--- Material provided Enclosed Below ---

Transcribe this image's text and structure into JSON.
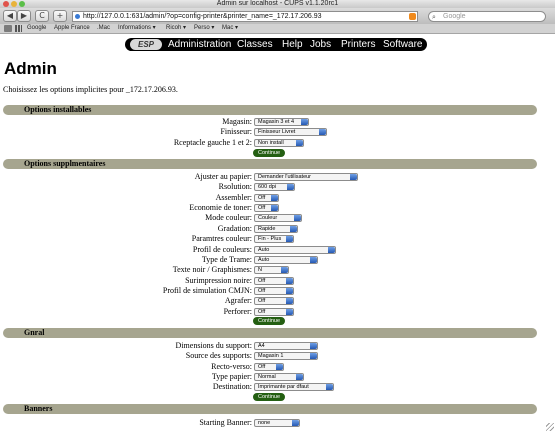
{
  "window": {
    "title": "Admin sur localhost - CUPS v1.1.20rc1"
  },
  "toolbar": {
    "url": "http://127.0.0.1:631/admin/?op=config-printer&printer_name=_172.17.206.93",
    "search_placeholder": "Google",
    "back_label": "◀",
    "forward_label": "▶",
    "reload_label": "C",
    "add_label": "+"
  },
  "bookmarks": [
    "Google",
    "Apple France",
    ".Mac",
    "Informations ▾",
    "Ricoh ▾",
    "Perso ▾",
    "Mac ▾"
  ],
  "nav": {
    "esp": "ESP",
    "items": [
      "Administration",
      "Classes",
      "Help",
      "Jobs",
      "Printers",
      "Software"
    ]
  },
  "page": {
    "title": "Admin",
    "intro": "Choisissez les options implicites pour _172.17.206.93."
  },
  "sections": [
    {
      "title": "Options installables",
      "options": [
        {
          "label": "Magasin:",
          "value": "Magasin 3 et 4"
        },
        {
          "label": "Finisseur:",
          "value": "Finisseur Livret"
        },
        {
          "label": "Rceptacle gauche 1 et 2:",
          "value": "Non install"
        }
      ],
      "button": "Continue"
    },
    {
      "title": "Options supplmentaires",
      "options": [
        {
          "label": "Ajuster au papier:",
          "value": "Demander  l'utilisateur"
        },
        {
          "label": "Rsolution:",
          "value": "600 dpi"
        },
        {
          "label": "Assembler:",
          "value": "Off"
        },
        {
          "label": "Economie de toner:",
          "value": "Off"
        },
        {
          "label": "Mode couleur:",
          "value": "Couleur"
        },
        {
          "label": "Gradation:",
          "value": "Rapide"
        },
        {
          "label": "Paramtres couleur:",
          "value": "Fin - Plus"
        },
        {
          "label": "Profil de couleurs:",
          "value": "Auto"
        },
        {
          "label": "Type de Trame:",
          "value": "Auto"
        },
        {
          "label": "Texte noir / Graphismes:",
          "value": "N"
        },
        {
          "label": "Surimpression noire:",
          "value": "Off"
        },
        {
          "label": "Profil de simulation CMJN:",
          "value": "Off"
        },
        {
          "label": "Agrafer:",
          "value": "Off"
        },
        {
          "label": "Perforer:",
          "value": "Off"
        }
      ],
      "button": "Continue"
    },
    {
      "title": "Gnral",
      "options": [
        {
          "label": "Dimensions du support:",
          "value": "A4"
        },
        {
          "label": "Source des supports:",
          "value": "Magasin 1"
        },
        {
          "label": "Recto-verso:",
          "value": "Off"
        },
        {
          "label": "Type papier:",
          "value": "Normal"
        },
        {
          "label": "Destination:",
          "value": "Imprimante par dfaut"
        }
      ],
      "button": "Continue"
    },
    {
      "title": "Banners",
      "options": [
        {
          "label": "Starting Banner:",
          "value": "none"
        }
      ]
    }
  ],
  "colors": {
    "section_bar": "#a6a58f",
    "continue_button": "#245f12",
    "nav_bar": "#000000"
  }
}
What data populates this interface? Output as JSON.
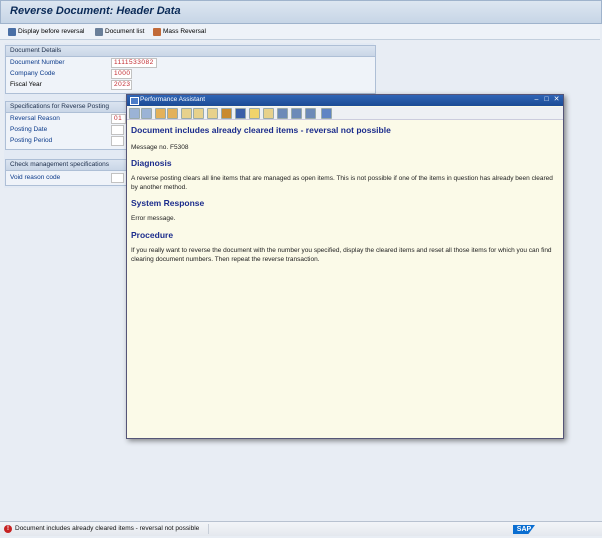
{
  "screen": {
    "title": "Reverse Document: Header Data"
  },
  "toolbar": {
    "display_before_reversal": "Display before reversal",
    "document_list": "Document list",
    "mass_reversal": "Mass Reversal"
  },
  "document_details": {
    "header": "Document Details",
    "document_number_label": "Document Number",
    "document_number_value": "1111533082",
    "company_code_label": "Company Code",
    "company_code_value": "1000",
    "fiscal_year_label": "Fiscal Year",
    "fiscal_year_value": "2023"
  },
  "reverse_specs": {
    "header": "Specifications for Reverse Posting",
    "reversal_reason_label": "Reversal Reason",
    "reversal_reason_value": "01",
    "posting_date_label": "Posting Date",
    "posting_period_label": "Posting Period"
  },
  "check_mgmt": {
    "header": "Check management specifications",
    "void_reason_label": "Void reason code"
  },
  "popup": {
    "title": "Performance Assistant",
    "heading": "Document includes already cleared items - reversal not possible",
    "message_no": "Message no. F5308",
    "diagnosis_title": "Diagnosis",
    "diagnosis_text": "A reverse posting clears all line items that are managed as open items. This is not possible if one of the items in question has already been cleared by another method.",
    "system_response_title": "System Response",
    "system_response_text": "Error message.",
    "procedure_title": "Procedure",
    "procedure_text": "If you really want to reverse the document with the number you specified, display the cleared items and reset all those items for which you can find clearing document numbers. Then repeat the reverse transaction."
  },
  "statusbar": {
    "message": "Document includes already cleared items - reversal not possible",
    "logo": "SAP"
  }
}
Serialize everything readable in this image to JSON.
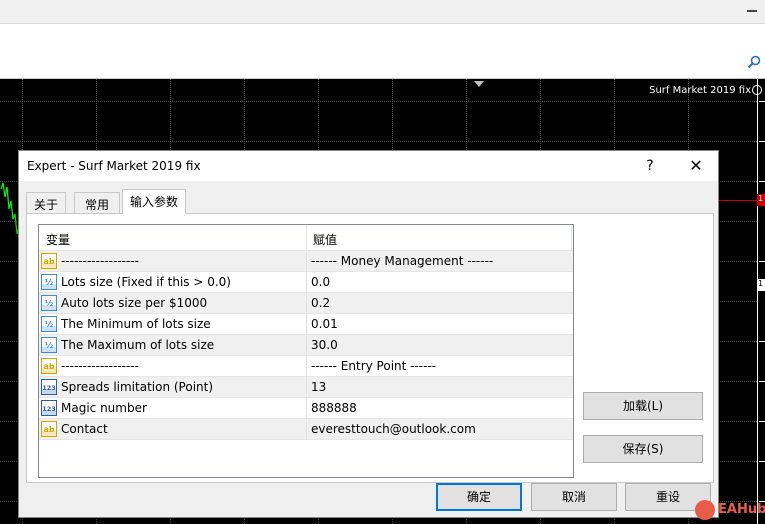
{
  "chart": {
    "title": "Surf Market 2019 fix",
    "price_labels": [
      "1",
      "1"
    ]
  },
  "dialog": {
    "title": "Expert - Surf Market 2019 fix",
    "help_glyph": "?",
    "close_glyph": "✕",
    "tabs": [
      {
        "label": "关于",
        "active": false
      },
      {
        "label": "常用",
        "active": false
      },
      {
        "label": "输入参数",
        "active": true
      }
    ],
    "table": {
      "col_variable": "变量",
      "col_value": "赋值",
      "rows": [
        {
          "type": "ab",
          "name": "------------------",
          "value": "------ Money Management ------"
        },
        {
          "type": "v2",
          "name": "Lots size (Fixed if this > 0.0)",
          "value": "0.0"
        },
        {
          "type": "v2",
          "name": "Auto lots size per $1000",
          "value": "0.2"
        },
        {
          "type": "v2",
          "name": "The Minimum of lots size",
          "value": "0.01"
        },
        {
          "type": "v2",
          "name": "The Maximum of lots size",
          "value": "30.0"
        },
        {
          "type": "ab",
          "name": "------------------",
          "value": "------ Entry Point ------"
        },
        {
          "type": "123",
          "name": "Spreads limitation (Point)",
          "value": "13"
        },
        {
          "type": "123",
          "name": "Magic number",
          "value": "888888"
        },
        {
          "type": "ab",
          "name": "Contact",
          "value": "everesttouch@outlook.com"
        }
      ]
    },
    "buttons": {
      "load": "加载(L)",
      "save": "保存(S)",
      "ok": "确定",
      "cancel": "取消",
      "reset": "重设"
    }
  },
  "watermark": {
    "text": "EAHub"
  },
  "colors": {
    "accent": "#0078d7",
    "price_line": "#cc0000",
    "candle_green": "#00ff00",
    "watermark": "#e85c4a"
  }
}
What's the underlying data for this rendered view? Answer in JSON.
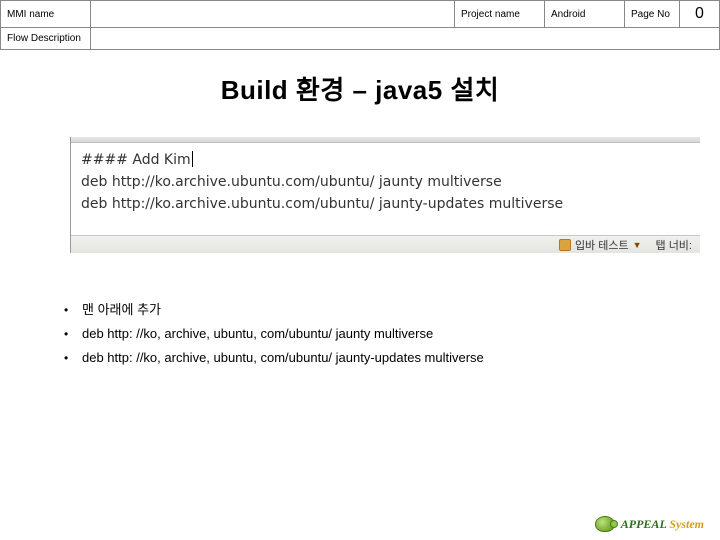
{
  "header": {
    "mmi_label": "MMI name",
    "mmi_value": "",
    "project_label": "Project name",
    "project_value": "Android",
    "page_label": "Page No",
    "page_value": "0",
    "flow_label": "Flow Description",
    "flow_value": ""
  },
  "title": "Build 환경 – java5 설치",
  "editor": {
    "lines": [
      "#### Add Kim",
      "deb http://ko.archive.ubuntu.com/ubuntu/ jaunty multiverse",
      "deb http://ko.archive.ubuntu.com/ubuntu/ jaunty-updates multiverse"
    ],
    "status_left": "입바 테스트",
    "status_right": "탭 너비:"
  },
  "bullets": [
    "맨 아래에 추가",
    "deb http: //ko, archive, ubuntu, com/ubuntu/ jaunty multiverse",
    "deb http: //ko, archive, ubuntu, com/ubuntu/ jaunty-updates multiverse"
  ],
  "footer": {
    "brand_a": "APPEAL",
    "brand_b": "System"
  }
}
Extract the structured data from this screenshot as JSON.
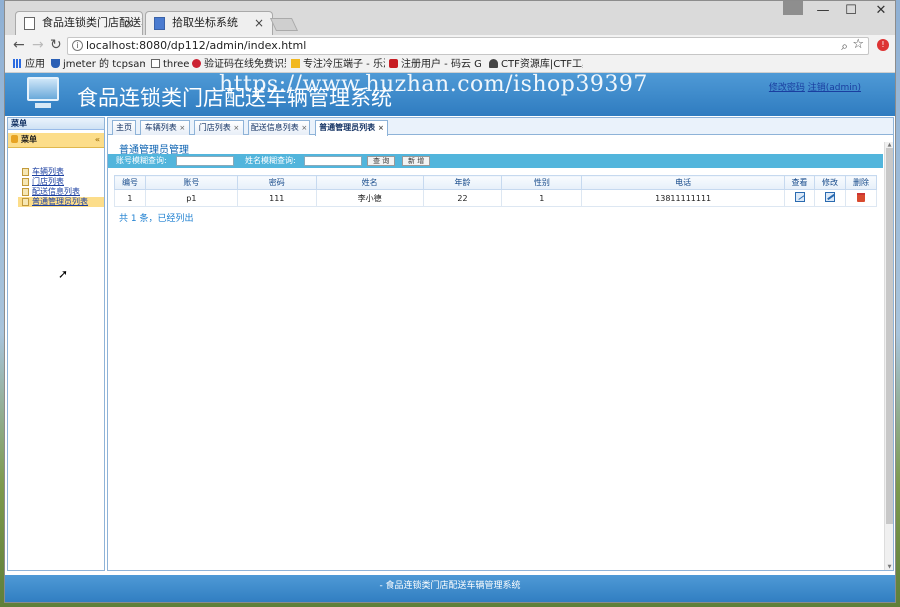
{
  "browser": {
    "tabs": [
      {
        "title": "食品连锁类门店配送车辆",
        "close": "×"
      },
      {
        "title": "拾取坐标系统",
        "close": "×"
      }
    ],
    "window_controls": {
      "minimize": "—",
      "maximize": "☐",
      "close": "✕"
    },
    "address": "localhost:8080/dp112/admin/index.html",
    "bookmarks": [
      "应用",
      "jmeter 的 tcpsample",
      "three",
      "验证码在线免费识别",
      "专注冷压端子 - 乐清",
      "注册用户 - 码云 Gitee",
      "CTF资源库|CTF工具下"
    ]
  },
  "header": {
    "system_name": "食品连锁类门店配送车辆管理系统",
    "watermark": "https://www.huzhan.com/ishop39397",
    "links": {
      "change_password": "修改密码",
      "logout": "注销(admin)"
    }
  },
  "sidebar": {
    "panel_title": "菜单",
    "group_title": "菜单",
    "collapse": "«",
    "items": [
      "车辆列表",
      "门店列表",
      "配送信息列表",
      "普通管理员列表"
    ]
  },
  "content": {
    "tabs": [
      {
        "label": "主页",
        "close": ""
      },
      {
        "label": "车辆列表",
        "close": "×"
      },
      {
        "label": "门店列表",
        "close": "×"
      },
      {
        "label": "配送信息列表",
        "close": "×"
      },
      {
        "label": "普通管理员列表",
        "close": "×"
      }
    ],
    "section_title": "普通管理员管理",
    "search": {
      "account_label": "账号模糊查询:",
      "account_value": "",
      "name_label": "姓名模糊查询:",
      "name_value": "",
      "query_button": "查 询",
      "add_button": "新 增"
    },
    "table": {
      "columns": [
        "编号",
        "账号",
        "密码",
        "姓名",
        "年龄",
        "性别",
        "电话",
        "查看",
        "修改",
        "删除"
      ],
      "rows": [
        [
          "1",
          "p1",
          "111",
          "李小德",
          "22",
          "1",
          "13811111111"
        ]
      ]
    },
    "summary": "共 1 条，已经列出"
  },
  "footer": {
    "text": "- 食品连锁类门店配送车辆管理系统"
  }
}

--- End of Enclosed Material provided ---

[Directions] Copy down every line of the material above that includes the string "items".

[Result below]
    "items": [
    "heading": "Document includes already cleared items - reversal not possible",
    "diagnosis_text": "A reverse posting clears all line items that are managed as open items. This is not possible if one of the items in question has already been cleared by another method.",
    "procedure_text": "If you really want to reverse the document with the number you specified, display the cleared items and reset all those items for which you can find clearing document numbers. Then repeat the reverse transaction."
    "message": "Document includes already cleared items - reversal not possible",
    "items": [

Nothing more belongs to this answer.